- LinkedIn is the No. 1 site for social recruiting, with 93 percent of companies using it in their recruiting efforts in 2012.
- Facebook comes in second with 66 percent
- Twitter is a close third at 54 percent
- Google+ for good measure …
How do I get more likes and followers?
The answer: Like and Follow. It is a very give-and-take relationship in the social world. Everyone is trying to grow their network, and get clicks and retweets. They want the same thing you do, so when you engage, they will too. Several more helpful follower-grabbing tips for Twitter come from social media expert Luke Chitwood:
- Create valuable content.
- Comment on relevant news/tweets.
- Create countdowns.
- Offer exclusive content.
- Participate in the dialogue.
How do you get people to share your stuff?
Once you’ve gone through the content checklist: interesting, relevant, timely, informative, and engaging, you still have to give your audience a reason to share your content. A call to action is always helpful. Simply asking people to retweet, comment, or share can actually increase the likelihood that they will do so. Science of Social Media data reveals that that tweets including either “Please ReTweet” or “Please RT” are more likely to get retweeted than tweets without those phrases. In fact, “Please ReTweet” gets a 51 percent likelihood of getting retweeted.
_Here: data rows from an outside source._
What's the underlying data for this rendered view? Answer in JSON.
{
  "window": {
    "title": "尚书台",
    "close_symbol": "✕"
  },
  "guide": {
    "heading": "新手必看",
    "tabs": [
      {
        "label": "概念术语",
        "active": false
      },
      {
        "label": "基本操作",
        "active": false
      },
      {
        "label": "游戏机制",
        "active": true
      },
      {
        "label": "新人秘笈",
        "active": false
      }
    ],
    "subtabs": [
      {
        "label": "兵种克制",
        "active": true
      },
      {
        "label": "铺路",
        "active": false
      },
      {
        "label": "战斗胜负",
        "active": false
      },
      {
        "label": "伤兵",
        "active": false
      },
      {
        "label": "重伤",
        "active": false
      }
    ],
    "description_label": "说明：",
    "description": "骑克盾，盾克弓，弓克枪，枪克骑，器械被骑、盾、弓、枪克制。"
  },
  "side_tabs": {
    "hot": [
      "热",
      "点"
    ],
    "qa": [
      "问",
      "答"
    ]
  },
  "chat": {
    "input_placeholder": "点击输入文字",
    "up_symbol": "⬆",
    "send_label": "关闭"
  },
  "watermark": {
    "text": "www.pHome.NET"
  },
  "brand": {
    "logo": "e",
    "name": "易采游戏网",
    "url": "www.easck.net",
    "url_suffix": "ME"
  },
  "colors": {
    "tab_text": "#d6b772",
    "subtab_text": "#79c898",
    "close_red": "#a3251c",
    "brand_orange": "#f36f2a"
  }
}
Social recruiting is here to stay, so recruiters should ask questions, and try out new things in the social media world. Again, when in doubt, Google it. “I’ll figure it out later” will only ensure that your untimely efforts will get lost in the shuffle. Do you have any social tips or tricks to share? We would love to hear them below.